Data provided:
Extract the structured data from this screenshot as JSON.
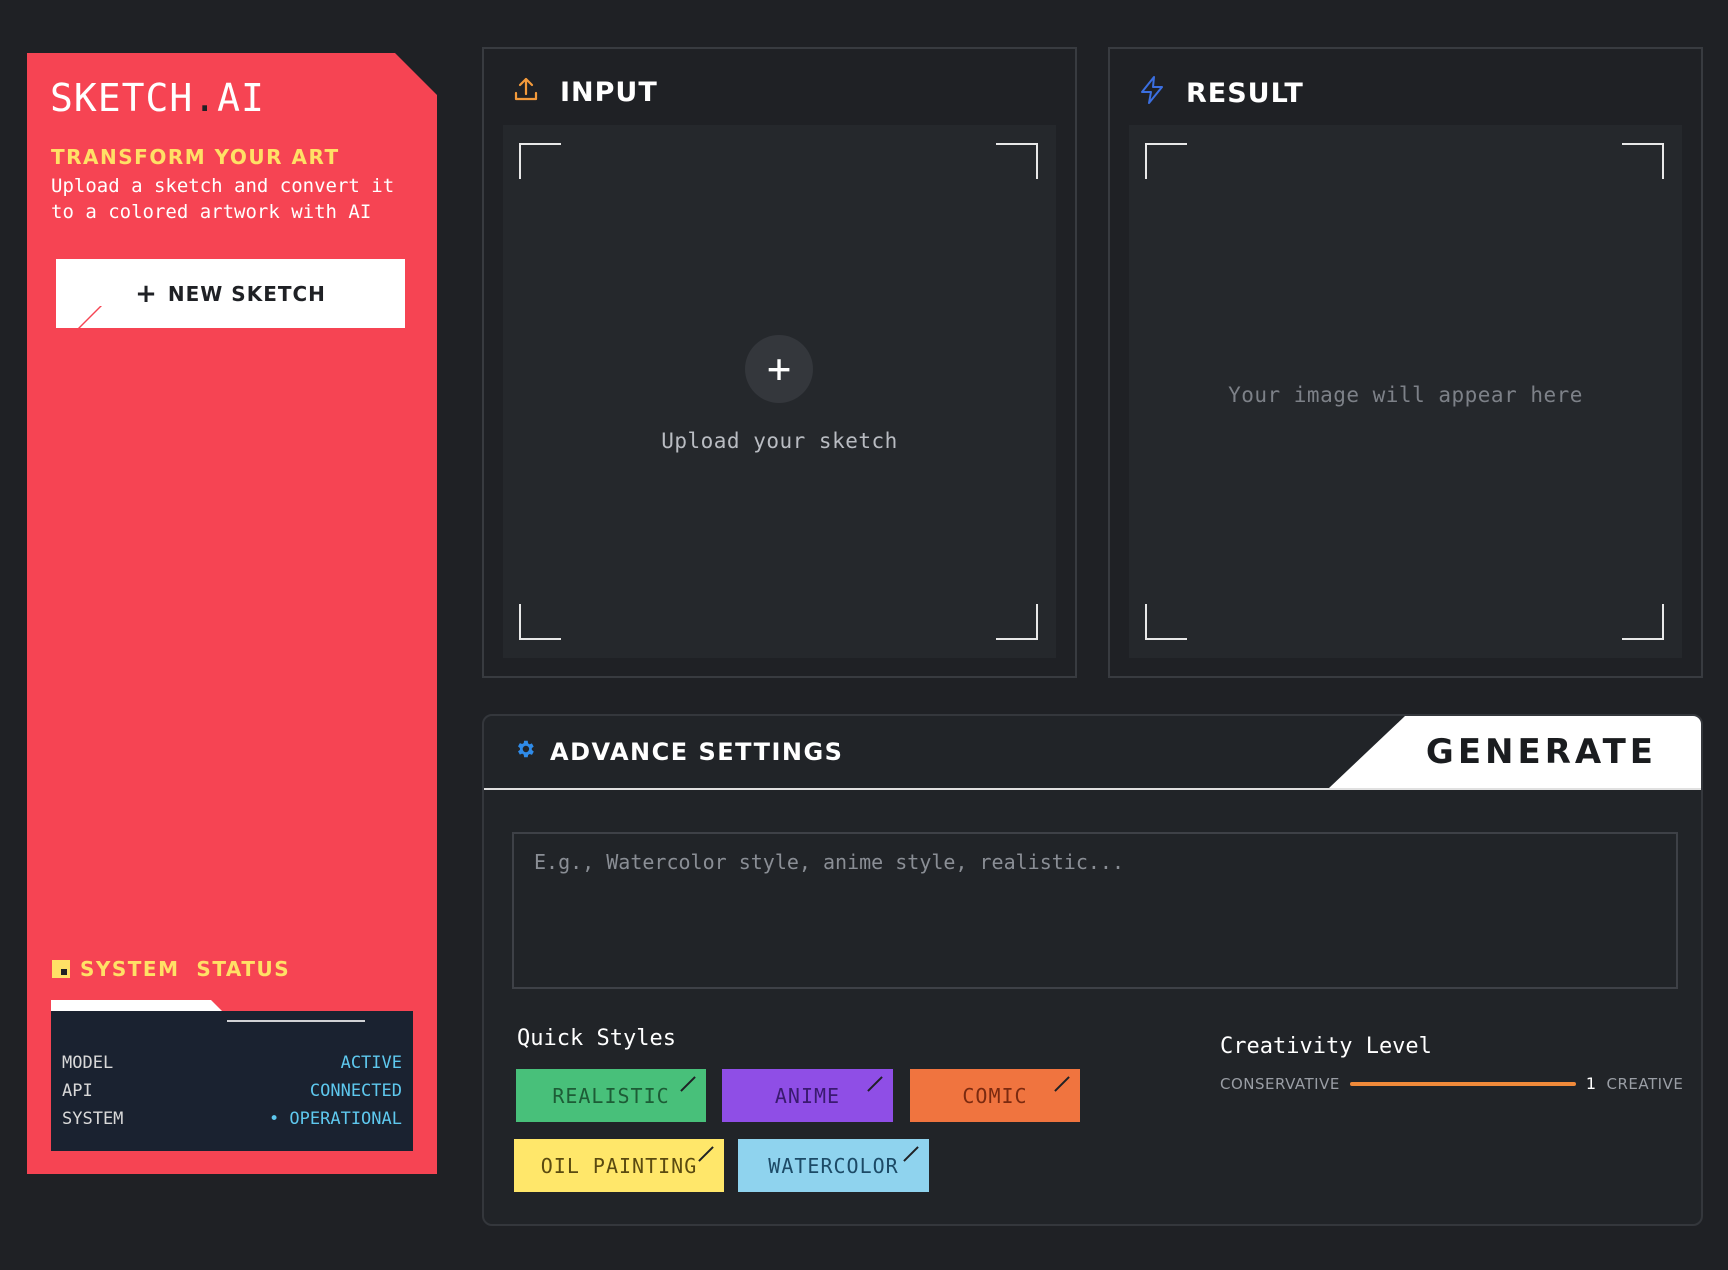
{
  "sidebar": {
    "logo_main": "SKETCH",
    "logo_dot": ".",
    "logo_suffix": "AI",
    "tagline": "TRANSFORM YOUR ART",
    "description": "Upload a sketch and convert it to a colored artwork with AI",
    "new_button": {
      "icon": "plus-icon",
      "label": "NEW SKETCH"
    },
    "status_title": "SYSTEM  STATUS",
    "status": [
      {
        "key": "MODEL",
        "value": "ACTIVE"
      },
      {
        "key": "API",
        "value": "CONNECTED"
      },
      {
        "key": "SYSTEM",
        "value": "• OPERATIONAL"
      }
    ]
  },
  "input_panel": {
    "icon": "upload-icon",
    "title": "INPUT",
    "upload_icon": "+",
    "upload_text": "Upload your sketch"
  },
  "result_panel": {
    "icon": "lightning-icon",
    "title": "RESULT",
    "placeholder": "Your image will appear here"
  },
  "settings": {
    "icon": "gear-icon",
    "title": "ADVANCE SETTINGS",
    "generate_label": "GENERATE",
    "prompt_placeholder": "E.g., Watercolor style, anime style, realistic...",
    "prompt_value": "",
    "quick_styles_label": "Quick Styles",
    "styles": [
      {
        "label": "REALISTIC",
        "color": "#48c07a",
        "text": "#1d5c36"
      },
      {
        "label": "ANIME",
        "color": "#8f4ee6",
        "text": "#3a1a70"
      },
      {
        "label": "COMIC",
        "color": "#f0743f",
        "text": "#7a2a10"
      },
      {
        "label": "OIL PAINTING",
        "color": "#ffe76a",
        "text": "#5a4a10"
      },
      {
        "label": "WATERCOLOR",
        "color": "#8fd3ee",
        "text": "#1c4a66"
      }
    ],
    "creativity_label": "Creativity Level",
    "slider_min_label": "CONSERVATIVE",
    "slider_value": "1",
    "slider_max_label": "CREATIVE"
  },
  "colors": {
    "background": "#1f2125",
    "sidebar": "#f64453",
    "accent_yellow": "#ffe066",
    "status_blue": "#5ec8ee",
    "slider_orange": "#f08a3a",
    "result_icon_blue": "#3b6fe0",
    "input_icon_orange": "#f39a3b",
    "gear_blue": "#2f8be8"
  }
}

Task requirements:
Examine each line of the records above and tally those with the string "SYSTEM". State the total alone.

Written response:
2